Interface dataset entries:
_____

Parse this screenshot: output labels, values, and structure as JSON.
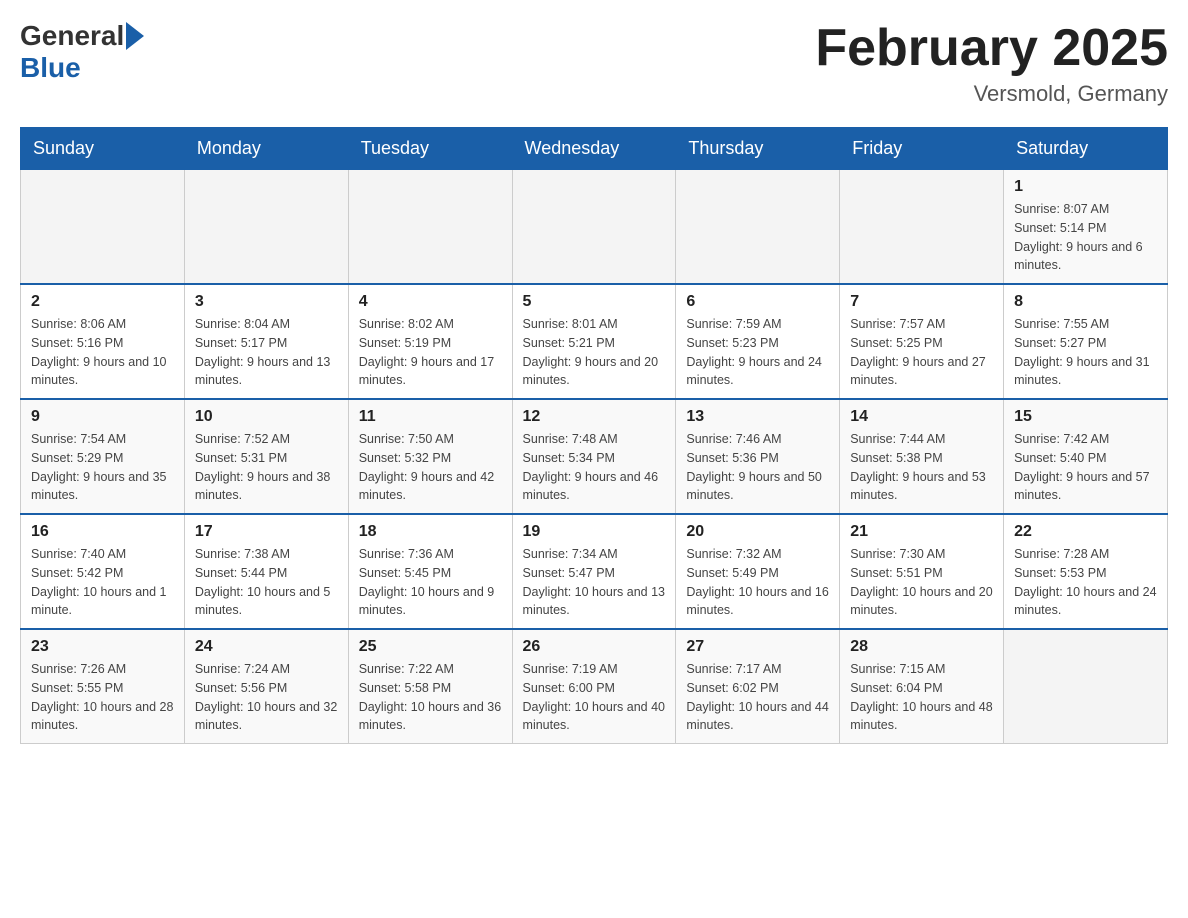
{
  "header": {
    "logo_general": "General",
    "logo_blue": "Blue",
    "month_title": "February 2025",
    "location": "Versmold, Germany"
  },
  "days_of_week": [
    "Sunday",
    "Monday",
    "Tuesday",
    "Wednesday",
    "Thursday",
    "Friday",
    "Saturday"
  ],
  "weeks": [
    [
      {
        "day": "",
        "info": ""
      },
      {
        "day": "",
        "info": ""
      },
      {
        "day": "",
        "info": ""
      },
      {
        "day": "",
        "info": ""
      },
      {
        "day": "",
        "info": ""
      },
      {
        "day": "",
        "info": ""
      },
      {
        "day": "1",
        "info": "Sunrise: 8:07 AM\nSunset: 5:14 PM\nDaylight: 9 hours and 6 minutes."
      }
    ],
    [
      {
        "day": "2",
        "info": "Sunrise: 8:06 AM\nSunset: 5:16 PM\nDaylight: 9 hours and 10 minutes."
      },
      {
        "day": "3",
        "info": "Sunrise: 8:04 AM\nSunset: 5:17 PM\nDaylight: 9 hours and 13 minutes."
      },
      {
        "day": "4",
        "info": "Sunrise: 8:02 AM\nSunset: 5:19 PM\nDaylight: 9 hours and 17 minutes."
      },
      {
        "day": "5",
        "info": "Sunrise: 8:01 AM\nSunset: 5:21 PM\nDaylight: 9 hours and 20 minutes."
      },
      {
        "day": "6",
        "info": "Sunrise: 7:59 AM\nSunset: 5:23 PM\nDaylight: 9 hours and 24 minutes."
      },
      {
        "day": "7",
        "info": "Sunrise: 7:57 AM\nSunset: 5:25 PM\nDaylight: 9 hours and 27 minutes."
      },
      {
        "day": "8",
        "info": "Sunrise: 7:55 AM\nSunset: 5:27 PM\nDaylight: 9 hours and 31 minutes."
      }
    ],
    [
      {
        "day": "9",
        "info": "Sunrise: 7:54 AM\nSunset: 5:29 PM\nDaylight: 9 hours and 35 minutes."
      },
      {
        "day": "10",
        "info": "Sunrise: 7:52 AM\nSunset: 5:31 PM\nDaylight: 9 hours and 38 minutes."
      },
      {
        "day": "11",
        "info": "Sunrise: 7:50 AM\nSunset: 5:32 PM\nDaylight: 9 hours and 42 minutes."
      },
      {
        "day": "12",
        "info": "Sunrise: 7:48 AM\nSunset: 5:34 PM\nDaylight: 9 hours and 46 minutes."
      },
      {
        "day": "13",
        "info": "Sunrise: 7:46 AM\nSunset: 5:36 PM\nDaylight: 9 hours and 50 minutes."
      },
      {
        "day": "14",
        "info": "Sunrise: 7:44 AM\nSunset: 5:38 PM\nDaylight: 9 hours and 53 minutes."
      },
      {
        "day": "15",
        "info": "Sunrise: 7:42 AM\nSunset: 5:40 PM\nDaylight: 9 hours and 57 minutes."
      }
    ],
    [
      {
        "day": "16",
        "info": "Sunrise: 7:40 AM\nSunset: 5:42 PM\nDaylight: 10 hours and 1 minute."
      },
      {
        "day": "17",
        "info": "Sunrise: 7:38 AM\nSunset: 5:44 PM\nDaylight: 10 hours and 5 minutes."
      },
      {
        "day": "18",
        "info": "Sunrise: 7:36 AM\nSunset: 5:45 PM\nDaylight: 10 hours and 9 minutes."
      },
      {
        "day": "19",
        "info": "Sunrise: 7:34 AM\nSunset: 5:47 PM\nDaylight: 10 hours and 13 minutes."
      },
      {
        "day": "20",
        "info": "Sunrise: 7:32 AM\nSunset: 5:49 PM\nDaylight: 10 hours and 16 minutes."
      },
      {
        "day": "21",
        "info": "Sunrise: 7:30 AM\nSunset: 5:51 PM\nDaylight: 10 hours and 20 minutes."
      },
      {
        "day": "22",
        "info": "Sunrise: 7:28 AM\nSunset: 5:53 PM\nDaylight: 10 hours and 24 minutes."
      }
    ],
    [
      {
        "day": "23",
        "info": "Sunrise: 7:26 AM\nSunset: 5:55 PM\nDaylight: 10 hours and 28 minutes."
      },
      {
        "day": "24",
        "info": "Sunrise: 7:24 AM\nSunset: 5:56 PM\nDaylight: 10 hours and 32 minutes."
      },
      {
        "day": "25",
        "info": "Sunrise: 7:22 AM\nSunset: 5:58 PM\nDaylight: 10 hours and 36 minutes."
      },
      {
        "day": "26",
        "info": "Sunrise: 7:19 AM\nSunset: 6:00 PM\nDaylight: 10 hours and 40 minutes."
      },
      {
        "day": "27",
        "info": "Sunrise: 7:17 AM\nSunset: 6:02 PM\nDaylight: 10 hours and 44 minutes."
      },
      {
        "day": "28",
        "info": "Sunrise: 7:15 AM\nSunset: 6:04 PM\nDaylight: 10 hours and 48 minutes."
      },
      {
        "day": "",
        "info": ""
      }
    ]
  ]
}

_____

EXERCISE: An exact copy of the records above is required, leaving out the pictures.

RESPONSE AREA:
Parse this screenshot: output labels, values, and structure as JSON.
{
  "header": {
    "logo_general": "General",
    "logo_blue": "Blue",
    "month_title": "February 2025",
    "location": "Versmold, Germany"
  },
  "days_of_week": [
    "Sunday",
    "Monday",
    "Tuesday",
    "Wednesday",
    "Thursday",
    "Friday",
    "Saturday"
  ],
  "weeks": [
    [
      {
        "day": "",
        "info": ""
      },
      {
        "day": "",
        "info": ""
      },
      {
        "day": "",
        "info": ""
      },
      {
        "day": "",
        "info": ""
      },
      {
        "day": "",
        "info": ""
      },
      {
        "day": "",
        "info": ""
      },
      {
        "day": "1",
        "info": "Sunrise: 8:07 AM\nSunset: 5:14 PM\nDaylight: 9 hours and 6 minutes."
      }
    ],
    [
      {
        "day": "2",
        "info": "Sunrise: 8:06 AM\nSunset: 5:16 PM\nDaylight: 9 hours and 10 minutes."
      },
      {
        "day": "3",
        "info": "Sunrise: 8:04 AM\nSunset: 5:17 PM\nDaylight: 9 hours and 13 minutes."
      },
      {
        "day": "4",
        "info": "Sunrise: 8:02 AM\nSunset: 5:19 PM\nDaylight: 9 hours and 17 minutes."
      },
      {
        "day": "5",
        "info": "Sunrise: 8:01 AM\nSunset: 5:21 PM\nDaylight: 9 hours and 20 minutes."
      },
      {
        "day": "6",
        "info": "Sunrise: 7:59 AM\nSunset: 5:23 PM\nDaylight: 9 hours and 24 minutes."
      },
      {
        "day": "7",
        "info": "Sunrise: 7:57 AM\nSunset: 5:25 PM\nDaylight: 9 hours and 27 minutes."
      },
      {
        "day": "8",
        "info": "Sunrise: 7:55 AM\nSunset: 5:27 PM\nDaylight: 9 hours and 31 minutes."
      }
    ],
    [
      {
        "day": "9",
        "info": "Sunrise: 7:54 AM\nSunset: 5:29 PM\nDaylight: 9 hours and 35 minutes."
      },
      {
        "day": "10",
        "info": "Sunrise: 7:52 AM\nSunset: 5:31 PM\nDaylight: 9 hours and 38 minutes."
      },
      {
        "day": "11",
        "info": "Sunrise: 7:50 AM\nSunset: 5:32 PM\nDaylight: 9 hours and 42 minutes."
      },
      {
        "day": "12",
        "info": "Sunrise: 7:48 AM\nSunset: 5:34 PM\nDaylight: 9 hours and 46 minutes."
      },
      {
        "day": "13",
        "info": "Sunrise: 7:46 AM\nSunset: 5:36 PM\nDaylight: 9 hours and 50 minutes."
      },
      {
        "day": "14",
        "info": "Sunrise: 7:44 AM\nSunset: 5:38 PM\nDaylight: 9 hours and 53 minutes."
      },
      {
        "day": "15",
        "info": "Sunrise: 7:42 AM\nSunset: 5:40 PM\nDaylight: 9 hours and 57 minutes."
      }
    ],
    [
      {
        "day": "16",
        "info": "Sunrise: 7:40 AM\nSunset: 5:42 PM\nDaylight: 10 hours and 1 minute."
      },
      {
        "day": "17",
        "info": "Sunrise: 7:38 AM\nSunset: 5:44 PM\nDaylight: 10 hours and 5 minutes."
      },
      {
        "day": "18",
        "info": "Sunrise: 7:36 AM\nSunset: 5:45 PM\nDaylight: 10 hours and 9 minutes."
      },
      {
        "day": "19",
        "info": "Sunrise: 7:34 AM\nSunset: 5:47 PM\nDaylight: 10 hours and 13 minutes."
      },
      {
        "day": "20",
        "info": "Sunrise: 7:32 AM\nSunset: 5:49 PM\nDaylight: 10 hours and 16 minutes."
      },
      {
        "day": "21",
        "info": "Sunrise: 7:30 AM\nSunset: 5:51 PM\nDaylight: 10 hours and 20 minutes."
      },
      {
        "day": "22",
        "info": "Sunrise: 7:28 AM\nSunset: 5:53 PM\nDaylight: 10 hours and 24 minutes."
      }
    ],
    [
      {
        "day": "23",
        "info": "Sunrise: 7:26 AM\nSunset: 5:55 PM\nDaylight: 10 hours and 28 minutes."
      },
      {
        "day": "24",
        "info": "Sunrise: 7:24 AM\nSunset: 5:56 PM\nDaylight: 10 hours and 32 minutes."
      },
      {
        "day": "25",
        "info": "Sunrise: 7:22 AM\nSunset: 5:58 PM\nDaylight: 10 hours and 36 minutes."
      },
      {
        "day": "26",
        "info": "Sunrise: 7:19 AM\nSunset: 6:00 PM\nDaylight: 10 hours and 40 minutes."
      },
      {
        "day": "27",
        "info": "Sunrise: 7:17 AM\nSunset: 6:02 PM\nDaylight: 10 hours and 44 minutes."
      },
      {
        "day": "28",
        "info": "Sunrise: 7:15 AM\nSunset: 6:04 PM\nDaylight: 10 hours and 48 minutes."
      },
      {
        "day": "",
        "info": ""
      }
    ]
  ]
}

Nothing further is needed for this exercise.